The back is just a section for notes. I use that for my other daily list of ten ideas. (Today was ten things I’m going to prepare today to get ready for Thanksgiving.)
Both the weekly and daily printable pages are free on the Passion Planner website.
I keep my file folders and my monthly planner inside a padfolio that has a clipboard on that holds my daily page so that it’s front and center and easy to see.
Inside the front cover there’s a pocket where I keep my unused daily planner pages. There’s also a notebook that I use if I want to take notes for something specific to this week or this month. The pages fit perfectly in my files.
My One Notebook
I keep a single notebook. I use it for notes on everything — from grocery lists to ideas for my next novel and everything in between.
I have given up on carrying a notebook around with me all the time. I’ve tried and tried and I just never stick with it. So I keep my notebook on my desk during the day and take it home in my backpack at night. When I’m out, I carry a Hipster PDF (below.)
Right now I’m using a spiral bound notebook that I found at a thrift store.
A Hipster PDA
I might be the very last human on Earth to use one of these. Am I? If you use one, I’d love to know about it. Let me know in the comments.
A Hipster PDA is basically just a bunch of index cards held together with a binder clip.
I can’t function without a to do list. It’s by far my most effective productivity tool. Every day I make a list of all the things I need to do. Starting with the things I didn’t finish from yesterday’s list. I add the things from my weekly planner, my monthly planner.
I have two other cards that are sort of habit trackers. One is a SELF card. I track these four things every day: Sleep, Exercise, Logging (my food), and Fun. And I keep track of my daily writing earnings.

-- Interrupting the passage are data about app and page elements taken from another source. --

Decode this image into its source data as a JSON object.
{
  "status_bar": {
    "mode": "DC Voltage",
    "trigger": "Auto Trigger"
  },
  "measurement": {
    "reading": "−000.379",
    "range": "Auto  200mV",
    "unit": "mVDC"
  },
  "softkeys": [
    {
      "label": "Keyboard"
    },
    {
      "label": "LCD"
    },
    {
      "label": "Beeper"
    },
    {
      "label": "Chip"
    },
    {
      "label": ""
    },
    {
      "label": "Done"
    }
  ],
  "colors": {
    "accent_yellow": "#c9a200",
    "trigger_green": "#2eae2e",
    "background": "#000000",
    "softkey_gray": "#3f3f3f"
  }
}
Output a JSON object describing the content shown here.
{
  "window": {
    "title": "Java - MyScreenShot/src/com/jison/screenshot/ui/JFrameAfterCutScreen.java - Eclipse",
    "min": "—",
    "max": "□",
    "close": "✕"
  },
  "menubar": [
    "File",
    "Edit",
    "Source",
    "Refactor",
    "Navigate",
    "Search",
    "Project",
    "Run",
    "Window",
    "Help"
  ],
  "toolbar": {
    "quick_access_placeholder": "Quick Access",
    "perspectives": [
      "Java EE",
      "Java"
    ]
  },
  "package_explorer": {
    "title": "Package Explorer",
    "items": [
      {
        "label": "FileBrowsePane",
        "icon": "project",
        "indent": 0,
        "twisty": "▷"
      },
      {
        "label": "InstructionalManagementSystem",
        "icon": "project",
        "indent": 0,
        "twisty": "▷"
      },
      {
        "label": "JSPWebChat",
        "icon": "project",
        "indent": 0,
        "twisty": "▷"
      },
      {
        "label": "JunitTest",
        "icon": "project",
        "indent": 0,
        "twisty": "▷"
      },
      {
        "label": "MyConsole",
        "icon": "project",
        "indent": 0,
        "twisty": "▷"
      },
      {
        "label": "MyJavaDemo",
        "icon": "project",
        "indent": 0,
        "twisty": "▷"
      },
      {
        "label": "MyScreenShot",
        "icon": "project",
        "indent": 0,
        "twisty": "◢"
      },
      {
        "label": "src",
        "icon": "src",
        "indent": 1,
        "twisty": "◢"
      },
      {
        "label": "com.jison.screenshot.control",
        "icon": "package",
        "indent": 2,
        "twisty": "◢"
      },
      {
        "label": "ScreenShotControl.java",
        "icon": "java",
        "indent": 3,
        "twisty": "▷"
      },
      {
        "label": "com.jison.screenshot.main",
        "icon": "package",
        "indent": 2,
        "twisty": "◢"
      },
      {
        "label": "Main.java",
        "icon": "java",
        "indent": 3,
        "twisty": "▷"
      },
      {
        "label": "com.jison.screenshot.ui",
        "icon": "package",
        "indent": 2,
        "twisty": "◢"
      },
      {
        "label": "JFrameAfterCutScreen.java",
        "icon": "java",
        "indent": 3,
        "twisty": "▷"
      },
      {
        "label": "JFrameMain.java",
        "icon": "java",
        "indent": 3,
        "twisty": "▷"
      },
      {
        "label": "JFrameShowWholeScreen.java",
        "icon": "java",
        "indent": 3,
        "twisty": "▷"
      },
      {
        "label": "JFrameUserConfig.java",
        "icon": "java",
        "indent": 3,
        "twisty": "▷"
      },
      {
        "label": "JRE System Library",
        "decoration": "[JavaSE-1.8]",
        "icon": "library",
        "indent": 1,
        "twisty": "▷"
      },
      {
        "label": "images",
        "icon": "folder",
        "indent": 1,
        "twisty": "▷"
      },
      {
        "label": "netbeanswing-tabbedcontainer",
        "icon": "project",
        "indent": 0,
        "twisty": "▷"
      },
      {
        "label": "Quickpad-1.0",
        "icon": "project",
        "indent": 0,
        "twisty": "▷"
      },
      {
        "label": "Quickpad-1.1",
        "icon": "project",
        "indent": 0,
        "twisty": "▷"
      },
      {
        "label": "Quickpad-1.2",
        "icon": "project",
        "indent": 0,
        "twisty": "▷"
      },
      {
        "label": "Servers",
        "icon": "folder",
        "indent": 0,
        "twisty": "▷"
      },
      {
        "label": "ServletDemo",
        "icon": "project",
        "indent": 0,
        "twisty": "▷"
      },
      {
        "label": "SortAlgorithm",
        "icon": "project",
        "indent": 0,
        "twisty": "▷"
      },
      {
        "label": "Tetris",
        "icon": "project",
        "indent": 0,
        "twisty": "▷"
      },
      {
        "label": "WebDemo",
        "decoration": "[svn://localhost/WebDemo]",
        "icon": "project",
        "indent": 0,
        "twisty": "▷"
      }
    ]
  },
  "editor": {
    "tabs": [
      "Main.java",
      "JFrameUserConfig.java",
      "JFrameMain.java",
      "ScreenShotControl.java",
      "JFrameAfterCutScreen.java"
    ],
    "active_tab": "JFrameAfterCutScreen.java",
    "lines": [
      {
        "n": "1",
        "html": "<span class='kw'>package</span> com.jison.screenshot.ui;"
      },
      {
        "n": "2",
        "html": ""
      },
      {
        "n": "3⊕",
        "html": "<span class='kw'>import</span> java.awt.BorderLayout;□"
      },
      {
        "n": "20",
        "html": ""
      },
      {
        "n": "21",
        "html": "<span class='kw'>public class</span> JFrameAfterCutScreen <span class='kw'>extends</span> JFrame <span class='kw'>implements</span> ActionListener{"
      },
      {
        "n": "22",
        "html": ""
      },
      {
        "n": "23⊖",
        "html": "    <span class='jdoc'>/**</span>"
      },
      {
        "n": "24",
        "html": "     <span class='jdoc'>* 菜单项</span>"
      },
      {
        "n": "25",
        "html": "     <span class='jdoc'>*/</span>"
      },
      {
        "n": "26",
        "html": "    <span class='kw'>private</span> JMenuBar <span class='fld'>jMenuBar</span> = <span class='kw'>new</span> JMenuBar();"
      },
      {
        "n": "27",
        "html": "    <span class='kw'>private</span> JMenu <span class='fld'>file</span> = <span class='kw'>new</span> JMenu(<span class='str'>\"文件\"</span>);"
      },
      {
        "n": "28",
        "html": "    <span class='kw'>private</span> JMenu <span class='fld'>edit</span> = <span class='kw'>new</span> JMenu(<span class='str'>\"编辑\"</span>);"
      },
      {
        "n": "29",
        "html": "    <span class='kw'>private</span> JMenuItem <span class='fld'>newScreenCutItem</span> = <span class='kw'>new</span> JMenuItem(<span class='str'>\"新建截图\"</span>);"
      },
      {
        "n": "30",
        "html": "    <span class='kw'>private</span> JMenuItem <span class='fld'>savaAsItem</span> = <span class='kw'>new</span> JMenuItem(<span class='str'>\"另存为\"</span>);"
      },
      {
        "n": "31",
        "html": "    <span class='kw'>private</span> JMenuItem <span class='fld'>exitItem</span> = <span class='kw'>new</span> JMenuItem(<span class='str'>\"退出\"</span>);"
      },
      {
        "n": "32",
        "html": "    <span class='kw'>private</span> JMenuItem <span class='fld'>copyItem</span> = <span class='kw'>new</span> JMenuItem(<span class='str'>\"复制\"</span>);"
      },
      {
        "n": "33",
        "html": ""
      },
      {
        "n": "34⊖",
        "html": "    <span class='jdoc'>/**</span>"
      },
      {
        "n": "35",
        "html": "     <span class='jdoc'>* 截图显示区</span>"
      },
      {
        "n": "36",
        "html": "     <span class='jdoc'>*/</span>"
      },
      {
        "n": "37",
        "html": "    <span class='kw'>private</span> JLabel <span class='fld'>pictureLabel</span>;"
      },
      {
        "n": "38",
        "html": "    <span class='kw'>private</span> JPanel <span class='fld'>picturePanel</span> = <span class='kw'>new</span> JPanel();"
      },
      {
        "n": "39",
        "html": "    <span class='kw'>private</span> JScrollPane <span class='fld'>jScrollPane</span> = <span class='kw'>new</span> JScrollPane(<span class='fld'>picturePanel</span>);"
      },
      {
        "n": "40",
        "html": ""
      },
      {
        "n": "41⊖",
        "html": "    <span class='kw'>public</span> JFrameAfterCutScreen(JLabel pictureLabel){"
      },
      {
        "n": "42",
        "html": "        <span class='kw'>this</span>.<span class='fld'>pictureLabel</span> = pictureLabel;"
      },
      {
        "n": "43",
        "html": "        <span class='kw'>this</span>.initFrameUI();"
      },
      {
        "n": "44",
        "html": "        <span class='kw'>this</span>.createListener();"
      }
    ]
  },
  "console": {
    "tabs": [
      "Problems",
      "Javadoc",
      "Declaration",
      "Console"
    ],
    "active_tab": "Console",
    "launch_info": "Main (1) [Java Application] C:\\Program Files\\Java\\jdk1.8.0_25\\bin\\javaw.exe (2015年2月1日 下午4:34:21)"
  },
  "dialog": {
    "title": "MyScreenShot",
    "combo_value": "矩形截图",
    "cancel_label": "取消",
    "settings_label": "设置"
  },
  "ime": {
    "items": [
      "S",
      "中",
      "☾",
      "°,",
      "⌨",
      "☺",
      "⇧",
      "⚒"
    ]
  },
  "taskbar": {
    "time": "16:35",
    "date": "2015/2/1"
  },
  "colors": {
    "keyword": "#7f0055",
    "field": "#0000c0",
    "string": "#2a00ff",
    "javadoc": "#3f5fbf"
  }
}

As you can see (and so can I, which is the point) I’m doing okay with sleep and fun, but my exercise is not so great.
And then I just keep eight or ten blank cards for notes. My little trick is to put the binder clip on the right side, so that it doesn’t block so much of my writing.
My Index Card Box
This is new for me, but so far it’s working really well.
I’ve bought this index card box. It’s big — it holds a ton of cards — and I love the design of it.
It came with ABC dividers. I also bought monthly, 1–31, and blank dividers. With the blank dividers, I made cards for the days of the week. So I have a calendar of sorts, in my box. The days of week first, then 1–31, then the months.
Every day, I rotate the past day to the back so the current day is in front.
This might seem super redundant to you — especially if you’re not particularly disorganized. I mean, I already have a monthly AND a weekly calendar. Do I really need index cards, too?
Not for everything. I don’t write every single thing down on Index Cards. For instance, I don’t make cards for doctors appointments that are already in my planner.
I have permanent cards for things that always happen on certain days of the week. Standing deadlines and appointments.
And I use this system for helping me make progress on bigger goals. I make a card for the very next step and put it in place for the date that I want to do it.
I use the monthly dividers for future planning. I use the blank dividers to make a section for specific goals or projects.
I have a card for each of my Ninja Writers Academy students in the ABC section, to help me keep track of their goals, so I can best help them.
And I have a divider for each of my coaching clients. When I speak with them, I take notes on index cards and file them there. I also keep track of finances and dates of our calls.
I’m excited to see how this system evolves over the coming months. I’ll keep you posted.
Shaunta Grimes is a writer and teacher. She is an out-of-place Nevadan living in Northwestern PA with her husband, three superstar kids, two dementia patients, a good friend, Alfred the cat, and a yellow rescue dog named Maybelline Scout. She’s on Twitter and Instagram and is the author of Viral Nation and Rebel Nation, and The Astonishing Maybe. She is the original Ninja Writer.